▶ Requirement: Identify all lines in the listing that include the word "datetime", and copy them out.

▶ Task material:

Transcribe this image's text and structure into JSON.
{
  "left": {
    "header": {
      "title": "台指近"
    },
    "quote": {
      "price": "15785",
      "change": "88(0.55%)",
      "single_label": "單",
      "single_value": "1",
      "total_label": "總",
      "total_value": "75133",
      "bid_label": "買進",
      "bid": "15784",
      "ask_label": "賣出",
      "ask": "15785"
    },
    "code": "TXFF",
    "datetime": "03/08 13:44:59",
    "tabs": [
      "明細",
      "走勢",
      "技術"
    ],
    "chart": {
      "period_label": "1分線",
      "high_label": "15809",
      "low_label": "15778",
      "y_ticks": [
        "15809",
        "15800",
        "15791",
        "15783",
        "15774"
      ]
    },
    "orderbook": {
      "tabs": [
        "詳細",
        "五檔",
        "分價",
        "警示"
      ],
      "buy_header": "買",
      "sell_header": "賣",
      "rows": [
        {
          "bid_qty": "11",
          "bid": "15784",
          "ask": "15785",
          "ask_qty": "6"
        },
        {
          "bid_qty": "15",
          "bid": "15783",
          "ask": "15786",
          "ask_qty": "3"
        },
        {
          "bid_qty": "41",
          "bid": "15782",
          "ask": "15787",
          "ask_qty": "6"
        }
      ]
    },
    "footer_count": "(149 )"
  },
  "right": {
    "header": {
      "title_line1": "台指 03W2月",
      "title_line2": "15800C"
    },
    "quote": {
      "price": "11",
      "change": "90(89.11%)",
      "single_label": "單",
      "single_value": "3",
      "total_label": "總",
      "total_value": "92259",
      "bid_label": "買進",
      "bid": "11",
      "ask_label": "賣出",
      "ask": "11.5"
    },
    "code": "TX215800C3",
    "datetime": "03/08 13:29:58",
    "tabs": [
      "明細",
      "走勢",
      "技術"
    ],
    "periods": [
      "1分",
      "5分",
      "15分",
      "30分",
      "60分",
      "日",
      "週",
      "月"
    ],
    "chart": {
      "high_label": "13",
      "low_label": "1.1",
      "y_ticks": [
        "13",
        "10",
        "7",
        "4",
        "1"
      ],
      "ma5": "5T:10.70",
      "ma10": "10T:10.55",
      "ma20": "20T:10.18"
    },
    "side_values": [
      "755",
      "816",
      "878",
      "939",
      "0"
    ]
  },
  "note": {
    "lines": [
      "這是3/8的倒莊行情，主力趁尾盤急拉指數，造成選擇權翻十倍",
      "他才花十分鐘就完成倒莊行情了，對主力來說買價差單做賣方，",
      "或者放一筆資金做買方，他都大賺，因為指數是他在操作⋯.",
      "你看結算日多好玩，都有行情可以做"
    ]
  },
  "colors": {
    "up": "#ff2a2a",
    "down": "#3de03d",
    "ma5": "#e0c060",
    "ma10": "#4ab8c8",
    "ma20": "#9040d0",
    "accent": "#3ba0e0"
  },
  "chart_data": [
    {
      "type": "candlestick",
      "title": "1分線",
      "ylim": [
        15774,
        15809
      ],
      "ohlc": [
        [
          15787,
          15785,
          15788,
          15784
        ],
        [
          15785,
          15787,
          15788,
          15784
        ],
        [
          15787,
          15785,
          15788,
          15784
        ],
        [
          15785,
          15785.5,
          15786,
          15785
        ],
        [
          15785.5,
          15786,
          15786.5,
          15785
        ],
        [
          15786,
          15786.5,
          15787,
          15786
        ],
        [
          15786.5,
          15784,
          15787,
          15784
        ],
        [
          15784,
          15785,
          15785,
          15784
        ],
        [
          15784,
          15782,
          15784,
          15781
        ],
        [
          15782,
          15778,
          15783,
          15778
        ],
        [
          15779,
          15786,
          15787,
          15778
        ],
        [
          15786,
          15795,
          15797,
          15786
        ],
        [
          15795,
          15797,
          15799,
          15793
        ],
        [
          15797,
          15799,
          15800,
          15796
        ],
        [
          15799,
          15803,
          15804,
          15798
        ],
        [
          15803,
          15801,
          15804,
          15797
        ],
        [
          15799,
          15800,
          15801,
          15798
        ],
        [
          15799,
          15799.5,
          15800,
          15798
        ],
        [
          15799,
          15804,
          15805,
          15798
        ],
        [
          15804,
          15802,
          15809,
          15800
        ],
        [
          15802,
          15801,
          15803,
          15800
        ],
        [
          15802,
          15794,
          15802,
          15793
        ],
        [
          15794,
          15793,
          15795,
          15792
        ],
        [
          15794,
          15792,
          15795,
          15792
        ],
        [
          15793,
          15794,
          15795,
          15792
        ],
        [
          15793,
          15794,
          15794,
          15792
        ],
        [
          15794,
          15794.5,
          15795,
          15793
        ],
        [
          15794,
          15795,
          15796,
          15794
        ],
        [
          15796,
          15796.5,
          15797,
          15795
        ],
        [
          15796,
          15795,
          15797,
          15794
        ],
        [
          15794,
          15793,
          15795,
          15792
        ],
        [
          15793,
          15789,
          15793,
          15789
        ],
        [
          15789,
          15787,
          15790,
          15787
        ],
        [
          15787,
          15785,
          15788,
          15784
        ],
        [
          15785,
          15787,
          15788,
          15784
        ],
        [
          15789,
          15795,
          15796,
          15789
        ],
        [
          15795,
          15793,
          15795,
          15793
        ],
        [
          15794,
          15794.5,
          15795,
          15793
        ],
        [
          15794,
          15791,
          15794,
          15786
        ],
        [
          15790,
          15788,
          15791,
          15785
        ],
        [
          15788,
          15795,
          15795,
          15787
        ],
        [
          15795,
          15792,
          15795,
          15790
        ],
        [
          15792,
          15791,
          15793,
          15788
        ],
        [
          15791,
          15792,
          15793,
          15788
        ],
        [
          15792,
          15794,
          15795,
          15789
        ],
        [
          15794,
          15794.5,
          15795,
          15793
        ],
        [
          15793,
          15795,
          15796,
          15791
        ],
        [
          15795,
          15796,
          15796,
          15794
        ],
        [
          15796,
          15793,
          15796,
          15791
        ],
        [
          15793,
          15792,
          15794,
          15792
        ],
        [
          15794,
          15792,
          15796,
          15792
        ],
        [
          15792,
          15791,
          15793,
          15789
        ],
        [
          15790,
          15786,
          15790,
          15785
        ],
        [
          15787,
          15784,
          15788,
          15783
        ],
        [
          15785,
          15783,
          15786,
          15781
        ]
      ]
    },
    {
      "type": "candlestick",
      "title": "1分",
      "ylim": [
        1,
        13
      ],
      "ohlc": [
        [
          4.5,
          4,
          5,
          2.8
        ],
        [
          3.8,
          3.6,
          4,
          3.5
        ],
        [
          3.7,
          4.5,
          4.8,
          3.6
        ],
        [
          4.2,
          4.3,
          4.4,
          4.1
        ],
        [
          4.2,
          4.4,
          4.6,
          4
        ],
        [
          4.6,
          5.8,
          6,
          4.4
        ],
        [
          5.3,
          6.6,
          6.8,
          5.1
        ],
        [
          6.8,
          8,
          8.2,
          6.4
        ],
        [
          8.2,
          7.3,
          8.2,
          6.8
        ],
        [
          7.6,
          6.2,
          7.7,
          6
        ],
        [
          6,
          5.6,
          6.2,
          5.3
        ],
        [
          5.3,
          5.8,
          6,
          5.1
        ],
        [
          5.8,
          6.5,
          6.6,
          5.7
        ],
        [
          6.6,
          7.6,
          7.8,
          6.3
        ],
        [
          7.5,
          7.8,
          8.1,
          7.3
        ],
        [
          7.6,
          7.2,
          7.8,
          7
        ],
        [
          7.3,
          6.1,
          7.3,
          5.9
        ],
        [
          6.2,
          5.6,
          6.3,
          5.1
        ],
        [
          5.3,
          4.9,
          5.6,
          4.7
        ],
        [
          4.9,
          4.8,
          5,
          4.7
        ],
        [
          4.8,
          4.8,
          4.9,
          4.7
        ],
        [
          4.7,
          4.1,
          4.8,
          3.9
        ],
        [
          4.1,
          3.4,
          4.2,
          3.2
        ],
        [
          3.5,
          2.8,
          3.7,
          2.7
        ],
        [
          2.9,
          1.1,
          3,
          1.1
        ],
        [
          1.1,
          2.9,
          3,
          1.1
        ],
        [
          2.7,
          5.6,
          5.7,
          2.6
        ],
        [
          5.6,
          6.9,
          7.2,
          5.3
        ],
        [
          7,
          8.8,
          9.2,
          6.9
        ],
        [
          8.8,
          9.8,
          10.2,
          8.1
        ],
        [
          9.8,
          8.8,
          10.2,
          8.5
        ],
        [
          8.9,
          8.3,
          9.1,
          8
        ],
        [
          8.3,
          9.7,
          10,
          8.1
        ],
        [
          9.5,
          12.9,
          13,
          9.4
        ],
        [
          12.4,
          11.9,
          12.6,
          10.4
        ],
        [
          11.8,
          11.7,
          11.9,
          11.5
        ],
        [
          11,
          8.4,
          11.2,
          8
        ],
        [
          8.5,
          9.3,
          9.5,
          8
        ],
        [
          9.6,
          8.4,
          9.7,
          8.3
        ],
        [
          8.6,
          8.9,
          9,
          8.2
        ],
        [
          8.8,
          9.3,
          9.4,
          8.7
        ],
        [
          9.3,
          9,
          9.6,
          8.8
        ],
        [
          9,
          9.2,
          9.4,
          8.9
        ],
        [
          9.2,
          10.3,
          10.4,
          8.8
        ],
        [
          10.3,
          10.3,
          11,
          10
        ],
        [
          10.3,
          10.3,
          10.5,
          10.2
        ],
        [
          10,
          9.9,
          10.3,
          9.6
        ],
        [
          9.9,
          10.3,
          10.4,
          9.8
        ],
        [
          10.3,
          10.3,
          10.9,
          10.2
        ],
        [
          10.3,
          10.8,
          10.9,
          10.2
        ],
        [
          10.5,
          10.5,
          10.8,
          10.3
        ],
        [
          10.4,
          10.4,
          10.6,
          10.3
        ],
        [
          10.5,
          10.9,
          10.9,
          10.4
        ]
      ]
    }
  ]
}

▶ Answer box:
    "datetime": "03/08 13:44:59",
    "datetime": "03/08 13:29:58",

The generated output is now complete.